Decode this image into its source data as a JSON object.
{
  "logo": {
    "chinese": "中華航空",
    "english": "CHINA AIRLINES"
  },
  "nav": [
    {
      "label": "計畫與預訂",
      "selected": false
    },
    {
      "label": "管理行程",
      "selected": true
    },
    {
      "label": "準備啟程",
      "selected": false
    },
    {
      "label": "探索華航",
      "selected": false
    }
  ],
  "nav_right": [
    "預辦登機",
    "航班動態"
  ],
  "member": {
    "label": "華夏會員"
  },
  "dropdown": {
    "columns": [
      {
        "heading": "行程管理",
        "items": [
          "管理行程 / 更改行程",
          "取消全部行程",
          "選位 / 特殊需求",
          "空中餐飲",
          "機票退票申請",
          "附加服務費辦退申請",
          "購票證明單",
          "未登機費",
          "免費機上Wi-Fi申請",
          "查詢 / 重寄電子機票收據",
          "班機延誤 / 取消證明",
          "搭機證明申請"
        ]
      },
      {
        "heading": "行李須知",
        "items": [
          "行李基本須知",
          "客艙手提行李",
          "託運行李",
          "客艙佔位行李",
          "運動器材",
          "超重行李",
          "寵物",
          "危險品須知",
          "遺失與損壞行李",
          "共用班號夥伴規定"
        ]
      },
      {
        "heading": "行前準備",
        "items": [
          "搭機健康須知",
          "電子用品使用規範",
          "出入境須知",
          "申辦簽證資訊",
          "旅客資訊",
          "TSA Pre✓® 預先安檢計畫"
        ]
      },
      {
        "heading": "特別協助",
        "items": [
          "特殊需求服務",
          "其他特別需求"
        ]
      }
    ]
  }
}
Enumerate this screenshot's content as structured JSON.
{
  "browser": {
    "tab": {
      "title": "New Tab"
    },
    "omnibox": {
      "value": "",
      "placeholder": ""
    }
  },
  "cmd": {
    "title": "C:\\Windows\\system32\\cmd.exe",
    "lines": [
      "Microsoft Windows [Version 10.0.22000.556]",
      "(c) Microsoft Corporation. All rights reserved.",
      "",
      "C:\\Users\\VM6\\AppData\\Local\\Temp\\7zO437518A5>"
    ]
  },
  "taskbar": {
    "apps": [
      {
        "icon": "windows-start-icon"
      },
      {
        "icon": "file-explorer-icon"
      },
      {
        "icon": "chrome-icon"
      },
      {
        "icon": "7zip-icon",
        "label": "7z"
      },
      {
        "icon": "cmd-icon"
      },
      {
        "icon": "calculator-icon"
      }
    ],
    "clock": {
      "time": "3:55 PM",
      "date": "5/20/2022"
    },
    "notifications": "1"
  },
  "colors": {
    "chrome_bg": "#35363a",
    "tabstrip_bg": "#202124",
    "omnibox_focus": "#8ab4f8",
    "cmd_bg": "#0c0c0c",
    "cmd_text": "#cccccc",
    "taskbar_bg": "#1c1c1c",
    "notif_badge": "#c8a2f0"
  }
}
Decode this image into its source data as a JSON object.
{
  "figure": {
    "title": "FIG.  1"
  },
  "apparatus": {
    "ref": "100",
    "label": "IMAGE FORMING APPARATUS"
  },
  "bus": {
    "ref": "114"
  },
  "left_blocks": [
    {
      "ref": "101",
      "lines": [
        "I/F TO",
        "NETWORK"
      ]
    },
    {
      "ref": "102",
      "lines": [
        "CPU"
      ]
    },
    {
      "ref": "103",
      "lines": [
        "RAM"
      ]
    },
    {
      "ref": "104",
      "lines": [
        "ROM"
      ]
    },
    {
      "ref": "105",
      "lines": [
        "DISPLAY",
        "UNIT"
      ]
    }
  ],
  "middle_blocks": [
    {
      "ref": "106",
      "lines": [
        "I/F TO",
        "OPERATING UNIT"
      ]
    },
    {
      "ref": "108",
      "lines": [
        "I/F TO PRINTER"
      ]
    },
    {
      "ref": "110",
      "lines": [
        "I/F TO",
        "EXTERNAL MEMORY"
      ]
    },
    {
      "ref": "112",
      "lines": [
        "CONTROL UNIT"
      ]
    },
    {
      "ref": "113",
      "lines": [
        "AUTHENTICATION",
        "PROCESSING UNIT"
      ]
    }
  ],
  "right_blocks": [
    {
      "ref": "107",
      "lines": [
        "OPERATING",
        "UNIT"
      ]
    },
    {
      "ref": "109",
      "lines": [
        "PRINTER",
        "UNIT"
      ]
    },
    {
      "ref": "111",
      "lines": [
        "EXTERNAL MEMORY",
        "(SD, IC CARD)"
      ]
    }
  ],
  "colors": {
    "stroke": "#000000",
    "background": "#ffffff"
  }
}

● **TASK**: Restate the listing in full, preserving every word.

● **RESULT**:
Decode this image into its source data as a JSON object.
{
  "logo": {
    "chinese": "中華航空",
    "english": "CHINA AIRLINES"
  },
  "nav": [
    {
      "label": "計畫與預訂",
      "selected": false
    },
    {
      "label": "管理行程",
      "selected": true
    },
    {
      "label": "準備啟程",
      "selected": false
    },
    {
      "label": "探索華航",
      "selected": false
    }
  ],
  "nav_right": [
    "預辦登機",
    "航班動態"
  ],
  "member": {
    "label": "華夏會員"
  },
  "dropdown": {
    "columns": [
      {
        "heading": "行程管理",
        "items": [
          "管理行程 / 更改行程",
          "取消全部行程",
          "選位 / 特殊需求",
          "空中餐飲",
          "機票退票申請",
          "附加服務費辦退申請",
          "購票證明單",
          "未登機費",
          "免費機上Wi-Fi申請",
          "查詢 / 重寄電子機票收據",
          "班機延誤 / 取消證明",
          "搭機證明申請"
        ]
      },
      {
        "heading": "行李須知",
        "items": [
          "行李基本須知",
          "客艙手提行李",
          "託運行李",
          "客艙佔位行李",
          "運動器材",
          "超重行李",
          "寵物",
          "危險品須知",
          "遺失與損壞行李",
          "共用班號夥伴規定"
        ]
      },
      {
        "heading": "行前準備",
        "items": [
          "搭機健康須知",
          "電子用品使用規範",
          "出入境須知",
          "申辦簽證資訊",
          "旅客資訊",
          "TSA Pre✓® 預先安檢計畫"
        ]
      },
      {
        "heading": "特別協助",
        "items": [
          "特殊需求服務",
          "其他特別需求"
        ]
      }
    ]
  }
}
Enumerate this screenshot's content as structured JSON.
{
  "browser": {
    "tab": {
      "title": "New Tab"
    },
    "omnibox": {
      "value": "",
      "placeholder": ""
    }
  },
  "cmd": {
    "title": "C:\\Windows\\system32\\cmd.exe",
    "lines": [
      "Microsoft Windows [Version 10.0.22000.556]",
      "(c) Microsoft Corporation. All rights reserved.",
      "",
      "C:\\Users\\VM6\\AppData\\Local\\Temp\\7zO437518A5>"
    ]
  },
  "taskbar": {
    "apps": [
      {
        "icon": "windows-start-icon"
      },
      {
        "icon": "file-explorer-icon"
      },
      {
        "icon": "chrome-icon"
      },
      {
        "icon": "7zip-icon",
        "label": "7z"
      },
      {
        "icon": "cmd-icon"
      },
      {
        "icon": "calculator-icon"
      }
    ],
    "clock": {
      "time": "3:55 PM",
      "date": "5/20/2022"
    },
    "notifications": "1"
  },
  "colors": {
    "chrome_bg": "#35363a",
    "tabstrip_bg": "#202124",
    "omnibox_focus": "#8ab4f8",
    "cmd_bg": "#0c0c0c",
    "cmd_text": "#cccccc",
    "taskbar_bg": "#1c1c1c",
    "notif_badge": "#c8a2f0"
  }
}
Decode this image into its source data as a JSON object.
{
  "figure": {
    "title": "FIG.  1"
  },
  "apparatus": {
    "ref": "100",
    "label": "IMAGE FORMING APPARATUS"
  },
  "bus": {
    "ref": "114"
  },
  "left_blocks": [
    {
      "ref": "101",
      "lines": [
        "I/F TO",
        "NETWORK"
      ]
    },
    {
      "ref": "102",
      "lines": [
        "CPU"
      ]
    },
    {
      "ref": "103",
      "lines": [
        "RAM"
      ]
    },
    {
      "ref": "104",
      "lines": [
        "ROM"
      ]
    },
    {
      "ref": "105",
      "lines": [
        "DISPLAY",
        "UNIT"
      ]
    }
  ],
  "middle_blocks": [
    {
      "ref": "106",
      "lines": [
        "I/F TO",
        "OPERATING UNIT"
      ]
    },
    {
      "ref": "108",
      "lines": [
        "I/F TO PRINTER"
      ]
    },
    {
      "ref": "110",
      "lines": [
        "I/F TO",
        "EXTERNAL MEMORY"
      ]
    },
    {
      "ref": "112",
      "lines": [
        "CONTROL UNIT"
      ]
    },
    {
      "ref": "113",
      "lines": [
        "AUTHENTICATION",
        "PROCESSING UNIT"
      ]
    }
  ],
  "right_blocks": [
    {
      "ref": "107",
      "lines": [
        "OPERATING",
        "UNIT"
      ]
    },
    {
      "ref": "109",
      "lines": [
        "PRINTER",
        "UNIT"
      ]
    },
    {
      "ref": "111",
      "lines": [
        "EXTERNAL MEMORY",
        "(SD, IC CARD)"
      ]
    }
  ],
  "colors": {
    "stroke": "#000000",
    "background": "#ffffff"
  }
}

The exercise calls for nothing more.